*WHAT TO DO:* Start the copy at the line containing "Convert this screenshot" and run it through the last line of the records. Repeat each line exactly; omit pictures.

[Dataset rows for apps and sites]
BEGIN
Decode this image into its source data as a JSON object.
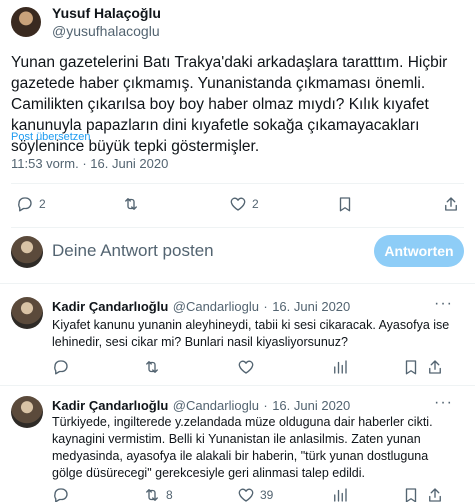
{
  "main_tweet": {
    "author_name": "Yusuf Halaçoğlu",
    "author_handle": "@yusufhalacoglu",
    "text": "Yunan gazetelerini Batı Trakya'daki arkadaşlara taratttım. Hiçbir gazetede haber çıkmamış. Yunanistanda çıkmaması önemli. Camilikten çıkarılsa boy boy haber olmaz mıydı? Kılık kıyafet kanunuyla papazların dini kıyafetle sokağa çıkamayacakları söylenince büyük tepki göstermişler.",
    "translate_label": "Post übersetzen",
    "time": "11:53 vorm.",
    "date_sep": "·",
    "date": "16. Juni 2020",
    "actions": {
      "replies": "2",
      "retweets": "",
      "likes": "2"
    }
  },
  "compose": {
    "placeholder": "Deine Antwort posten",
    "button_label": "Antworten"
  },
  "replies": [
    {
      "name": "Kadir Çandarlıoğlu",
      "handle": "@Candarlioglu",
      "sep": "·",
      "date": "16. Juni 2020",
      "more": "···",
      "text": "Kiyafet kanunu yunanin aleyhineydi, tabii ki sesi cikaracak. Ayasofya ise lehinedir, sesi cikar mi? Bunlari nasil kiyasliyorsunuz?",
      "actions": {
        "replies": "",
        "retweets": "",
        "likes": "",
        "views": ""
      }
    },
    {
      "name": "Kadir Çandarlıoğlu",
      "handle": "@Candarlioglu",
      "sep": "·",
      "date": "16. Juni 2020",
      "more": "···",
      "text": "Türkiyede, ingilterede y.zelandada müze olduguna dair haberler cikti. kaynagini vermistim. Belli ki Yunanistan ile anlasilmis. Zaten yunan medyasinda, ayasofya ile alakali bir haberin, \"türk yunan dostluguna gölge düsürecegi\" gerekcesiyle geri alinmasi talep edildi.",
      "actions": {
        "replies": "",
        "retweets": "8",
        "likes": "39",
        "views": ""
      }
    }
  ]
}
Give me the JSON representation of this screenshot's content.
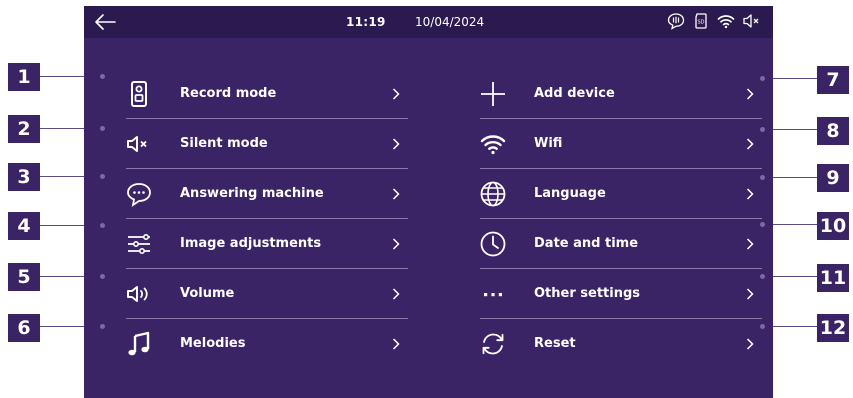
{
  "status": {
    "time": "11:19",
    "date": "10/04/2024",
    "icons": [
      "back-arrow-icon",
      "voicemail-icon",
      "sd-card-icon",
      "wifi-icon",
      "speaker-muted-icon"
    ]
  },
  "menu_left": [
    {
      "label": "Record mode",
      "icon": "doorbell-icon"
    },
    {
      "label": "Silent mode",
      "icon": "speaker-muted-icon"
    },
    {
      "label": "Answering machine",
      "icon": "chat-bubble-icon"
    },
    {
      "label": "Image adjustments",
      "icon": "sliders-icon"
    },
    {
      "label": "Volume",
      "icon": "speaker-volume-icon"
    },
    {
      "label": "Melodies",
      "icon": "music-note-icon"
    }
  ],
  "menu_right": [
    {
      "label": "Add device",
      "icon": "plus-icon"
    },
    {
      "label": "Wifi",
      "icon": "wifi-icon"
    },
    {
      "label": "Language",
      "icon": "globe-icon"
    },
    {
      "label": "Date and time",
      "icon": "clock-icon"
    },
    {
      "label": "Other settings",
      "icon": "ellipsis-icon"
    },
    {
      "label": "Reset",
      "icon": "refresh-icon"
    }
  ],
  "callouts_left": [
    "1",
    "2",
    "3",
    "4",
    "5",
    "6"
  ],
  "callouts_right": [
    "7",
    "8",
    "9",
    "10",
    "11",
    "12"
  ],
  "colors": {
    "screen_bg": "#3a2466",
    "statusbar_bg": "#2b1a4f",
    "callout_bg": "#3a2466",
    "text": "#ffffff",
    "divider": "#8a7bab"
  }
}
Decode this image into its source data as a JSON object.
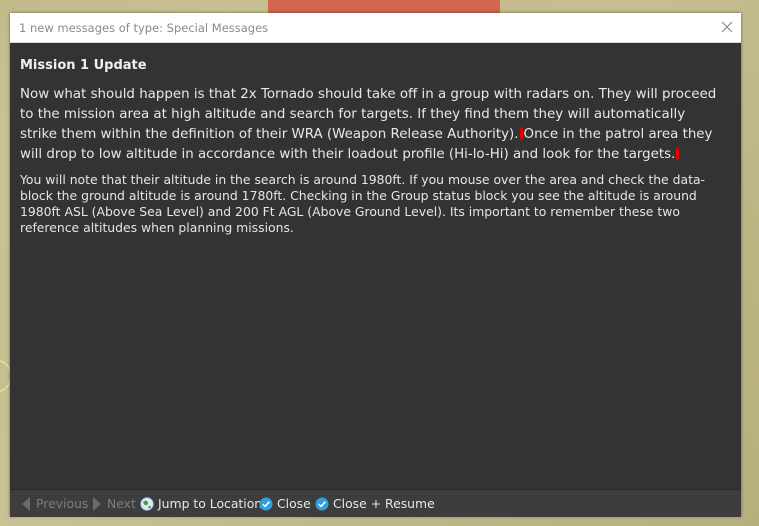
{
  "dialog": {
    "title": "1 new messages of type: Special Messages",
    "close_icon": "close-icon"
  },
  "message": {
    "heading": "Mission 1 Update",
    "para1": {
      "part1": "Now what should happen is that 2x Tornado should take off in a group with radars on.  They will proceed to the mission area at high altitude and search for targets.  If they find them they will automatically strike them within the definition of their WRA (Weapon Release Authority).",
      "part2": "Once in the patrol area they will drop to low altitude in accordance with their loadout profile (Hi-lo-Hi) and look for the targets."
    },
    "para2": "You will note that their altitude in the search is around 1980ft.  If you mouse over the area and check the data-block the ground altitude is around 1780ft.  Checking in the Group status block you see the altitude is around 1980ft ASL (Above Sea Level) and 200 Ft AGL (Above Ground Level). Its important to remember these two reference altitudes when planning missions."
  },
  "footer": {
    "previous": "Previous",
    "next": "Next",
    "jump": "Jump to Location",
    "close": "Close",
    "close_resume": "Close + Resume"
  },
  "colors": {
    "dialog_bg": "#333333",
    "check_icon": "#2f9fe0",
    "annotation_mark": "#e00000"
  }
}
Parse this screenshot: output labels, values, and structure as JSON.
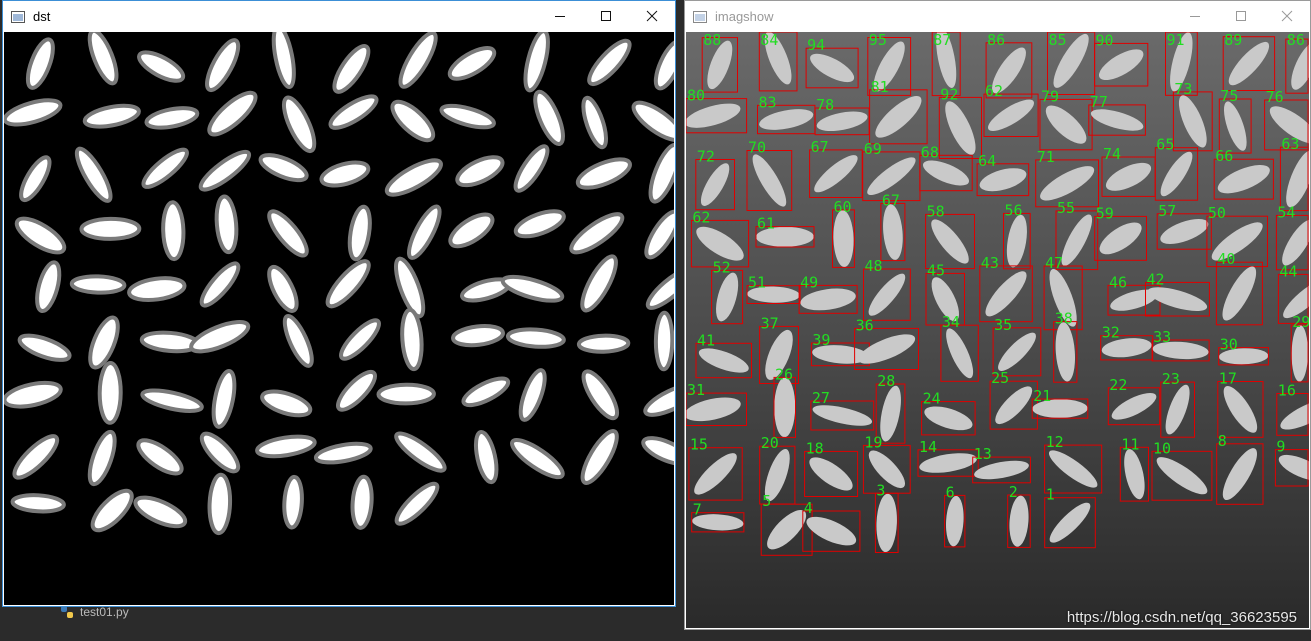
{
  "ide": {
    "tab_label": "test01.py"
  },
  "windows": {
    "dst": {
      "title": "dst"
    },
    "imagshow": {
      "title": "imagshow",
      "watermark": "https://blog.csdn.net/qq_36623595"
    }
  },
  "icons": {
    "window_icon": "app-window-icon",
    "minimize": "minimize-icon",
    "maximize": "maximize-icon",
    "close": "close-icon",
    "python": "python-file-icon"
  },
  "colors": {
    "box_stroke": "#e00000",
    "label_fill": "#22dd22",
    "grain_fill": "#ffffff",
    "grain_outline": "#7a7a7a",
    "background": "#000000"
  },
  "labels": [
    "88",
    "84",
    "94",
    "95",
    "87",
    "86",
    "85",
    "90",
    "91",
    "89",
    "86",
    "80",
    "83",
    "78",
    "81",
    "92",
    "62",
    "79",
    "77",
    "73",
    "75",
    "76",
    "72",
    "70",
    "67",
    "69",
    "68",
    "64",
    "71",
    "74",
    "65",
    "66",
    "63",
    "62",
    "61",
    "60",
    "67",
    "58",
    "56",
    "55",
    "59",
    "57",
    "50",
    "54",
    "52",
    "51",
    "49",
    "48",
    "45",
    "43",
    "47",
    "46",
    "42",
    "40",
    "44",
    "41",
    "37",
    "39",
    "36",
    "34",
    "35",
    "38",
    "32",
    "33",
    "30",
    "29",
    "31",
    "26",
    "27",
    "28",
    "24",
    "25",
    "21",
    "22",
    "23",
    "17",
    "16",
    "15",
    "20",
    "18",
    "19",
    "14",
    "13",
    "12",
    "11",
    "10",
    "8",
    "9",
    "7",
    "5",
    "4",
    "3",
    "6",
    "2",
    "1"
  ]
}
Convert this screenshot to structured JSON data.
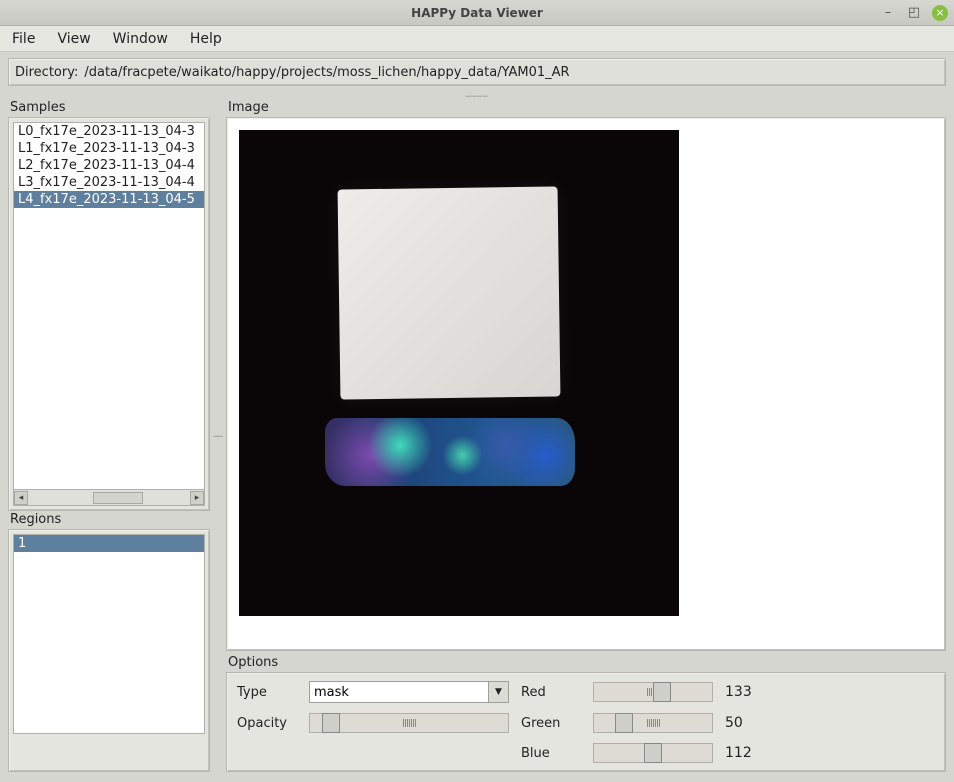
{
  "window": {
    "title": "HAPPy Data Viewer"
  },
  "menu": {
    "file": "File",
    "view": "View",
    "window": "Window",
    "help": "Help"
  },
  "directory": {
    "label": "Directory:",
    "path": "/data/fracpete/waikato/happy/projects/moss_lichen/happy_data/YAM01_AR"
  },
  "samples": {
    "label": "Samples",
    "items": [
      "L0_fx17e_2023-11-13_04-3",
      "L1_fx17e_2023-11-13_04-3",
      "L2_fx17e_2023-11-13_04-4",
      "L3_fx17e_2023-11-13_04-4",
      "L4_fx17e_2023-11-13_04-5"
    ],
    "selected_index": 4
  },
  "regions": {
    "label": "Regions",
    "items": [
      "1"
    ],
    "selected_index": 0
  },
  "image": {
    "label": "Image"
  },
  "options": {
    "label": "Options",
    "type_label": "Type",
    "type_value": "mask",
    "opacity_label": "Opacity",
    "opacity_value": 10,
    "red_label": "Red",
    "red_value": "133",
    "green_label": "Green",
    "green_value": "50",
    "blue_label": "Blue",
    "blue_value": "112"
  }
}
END
*EXPECTED OUTPUT:*
Convert this screenshot to structured JSON data.
{
  "window": {
    "title": "HAPPy Data Viewer"
  },
  "menu": {
    "file": "File",
    "view": "View",
    "window": "Window",
    "help": "Help"
  },
  "directory": {
    "label": "Directory:",
    "path": "/data/fracpete/waikato/happy/projects/moss_lichen/happy_data/YAM01_AR"
  },
  "samples": {
    "label": "Samples",
    "items": [
      "L0_fx17e_2023-11-13_04-3",
      "L1_fx17e_2023-11-13_04-3",
      "L2_fx17e_2023-11-13_04-4",
      "L3_fx17e_2023-11-13_04-4",
      "L4_fx17e_2023-11-13_04-5"
    ],
    "selected_index": 4
  },
  "regions": {
    "label": "Regions",
    "items": [
      "1"
    ],
    "selected_index": 0
  },
  "image": {
    "label": "Image"
  },
  "options": {
    "label": "Options",
    "type_label": "Type",
    "type_value": "mask",
    "opacity_label": "Opacity",
    "opacity_value": 10,
    "red_label": "Red",
    "red_value": "133",
    "green_label": "Green",
    "green_value": "50",
    "blue_label": "Blue",
    "blue_value": "112"
  }
}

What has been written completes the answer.